WinterHill Receiver Project
The WinterHill receiver project by Brian G4EWJ with hindrance and occasional help from Mike G0MJW. It uses the BATC Advanced receiver hardware.
• WinterHill is a 4 channel DVB-S/S2 receiver based on the BATC Advanced Receiver PCB
• The main components are a Raspberry Pi 4 (RPi4), 2 x FTS433x NIMs, 2 x PICs and 2 optional LNB PSU boards
• The PICs are programmed in-circuit automatically during software installation
• The RPi4 software is based on LongMynd by M0HMO
• The RPi4 interfaces to each NIM using a PIC, rather than an FT2232H USB module
• The 4 received transport streams (TS) can be sent to any location using UDP protocol - the RPi4 itself, the local network, or anywhere on the internet
• Transport streams are displayed either locally on the RPi4, or remotely using VLC
• Receive commands can come from various sources, including QO-100 QuickTune designed by M0DTS
• The highest symbol rate is limited by the speed of the serial connections between devices and is about 10M bit/s per NIM. E.g. the QO-100 beacon at SR1500 FEC4/5 (2.4Mbps) and a terrestrial repeater at SR4000 FEC7/8 (7Mbps) should be OK.
• Currently, the lowest symbol rate that can be received is 66kS
• WinterHill is named in memory of Brian G3SMU, who was a huge presence on ATV and microwaves from his Winter Hill QTH in Lancashire, North-West England
December 2020 - Currently the project is at the design phase with a proof of concept receiver working on breadboard hardware.
February 2021 - beta testing in progress
March 2021 - First production PCBs in BATC Shop
The PCB design by Mike G0MJW is based on a completely new concept, BATC Advanced DATV Receiver, supporting two SERIT tuners with an integrated Raspberry PI4 and PICs. No USB module is required. This supports 4 simultaneous receivers in either a set top box mode, with the PI desktop, or headless, or a combination of these.
Feasibility design which worked fine
A prototype that was also built by several beta testers. Two pin programming jumper instead of 3 pin and didn't fit in the box.
First general release PCB - Released 23 March 2021. Available from the BATC Shop Receive PCB Product Page
Full Hardware Construction details can be found on this Wiki Page: Advanced_receiver_hardware

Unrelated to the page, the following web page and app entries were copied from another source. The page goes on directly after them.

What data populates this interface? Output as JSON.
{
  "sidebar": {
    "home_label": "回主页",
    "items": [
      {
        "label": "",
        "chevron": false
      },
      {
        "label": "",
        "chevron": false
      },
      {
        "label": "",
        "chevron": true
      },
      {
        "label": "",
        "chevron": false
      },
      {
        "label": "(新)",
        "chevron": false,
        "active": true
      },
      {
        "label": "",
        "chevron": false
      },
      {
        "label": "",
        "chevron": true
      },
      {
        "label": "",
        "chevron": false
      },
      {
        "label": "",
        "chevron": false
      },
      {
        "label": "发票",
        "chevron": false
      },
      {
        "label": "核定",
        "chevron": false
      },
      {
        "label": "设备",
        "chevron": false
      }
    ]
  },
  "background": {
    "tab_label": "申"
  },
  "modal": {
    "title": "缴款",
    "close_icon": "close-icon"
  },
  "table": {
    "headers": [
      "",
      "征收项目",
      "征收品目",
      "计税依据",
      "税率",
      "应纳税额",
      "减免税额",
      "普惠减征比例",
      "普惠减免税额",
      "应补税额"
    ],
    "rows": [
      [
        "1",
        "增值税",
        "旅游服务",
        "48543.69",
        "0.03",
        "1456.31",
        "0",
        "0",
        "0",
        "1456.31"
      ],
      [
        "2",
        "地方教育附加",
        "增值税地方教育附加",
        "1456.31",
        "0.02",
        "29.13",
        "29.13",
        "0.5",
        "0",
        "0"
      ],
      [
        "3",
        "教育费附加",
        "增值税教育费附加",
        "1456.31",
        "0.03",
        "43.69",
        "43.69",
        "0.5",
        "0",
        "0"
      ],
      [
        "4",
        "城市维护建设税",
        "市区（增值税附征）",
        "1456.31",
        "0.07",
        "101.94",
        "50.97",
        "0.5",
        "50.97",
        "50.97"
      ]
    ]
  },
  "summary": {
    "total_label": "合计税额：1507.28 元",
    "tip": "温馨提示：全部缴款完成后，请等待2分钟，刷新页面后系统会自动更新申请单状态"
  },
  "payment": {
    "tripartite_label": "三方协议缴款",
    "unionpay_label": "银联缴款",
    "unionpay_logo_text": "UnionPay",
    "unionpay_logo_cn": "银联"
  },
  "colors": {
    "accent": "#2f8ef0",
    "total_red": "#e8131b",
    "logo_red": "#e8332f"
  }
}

Raspberry Pi4 SD Card Building and Software Installation Manual (contains RPi4 software download details): Media:WinterHill-RPi-Installation-Manual-3v20a-Rev1.pdf
Operations Manual - covers the Raspberry Pi and PC Control and Viewing utilities: Media:WinterHill-Operations-Manual-3v20a-Rev4.pdf
Raspberry Pi Software
The software build process for WinterHill is different from Portsdown or Ryde. The process is fully documented in the Installation Manual above, but the basic flow is:
- Write Raspios Buster Desktop image to SD Card and add ssh file
- Boot Raspberry Pi with display, keyboard and mouse and configure and update desktop (see manual)
- Download software from BATC WinterHill GitHub
- Install software and reboot
Control and Viewing Software designed for use on a PC. Fully described in the Operations manual above, with some details in the Readme files included with the software:
Receive Commander - sends receive commands to WinterHill: File:whpcrxcom-3v20d.zip
Multi VLC Viewer - displays the 4 channels received by WinterHill: File:whpcviewer-3v20d.zip
WinterHill is also compatible with M0DTS's QuickTune software: [url:https://github.com/m0dts/QO-100-WB-Live-Tune/releases]
Some strange behaviour has been seen when using a TV as an HDMI monitor for the Raspberry Pi.
One showed noise on the display and appeared to stop or corrupt the data flow between PIC and Raspberry Pi.
One did not show any video when plugged into HDMI-0 (nearer the power connector) but showed low resolution video when plugged into HDMI-1. Commenting out the HOTPLUG line in /boot/config.txt and rebooting cured it. Note that without the HOTPLUG line, WinterHill will not run without a powered monitor plugged in.
In case of display problems, the best advice at the moment is "try another one".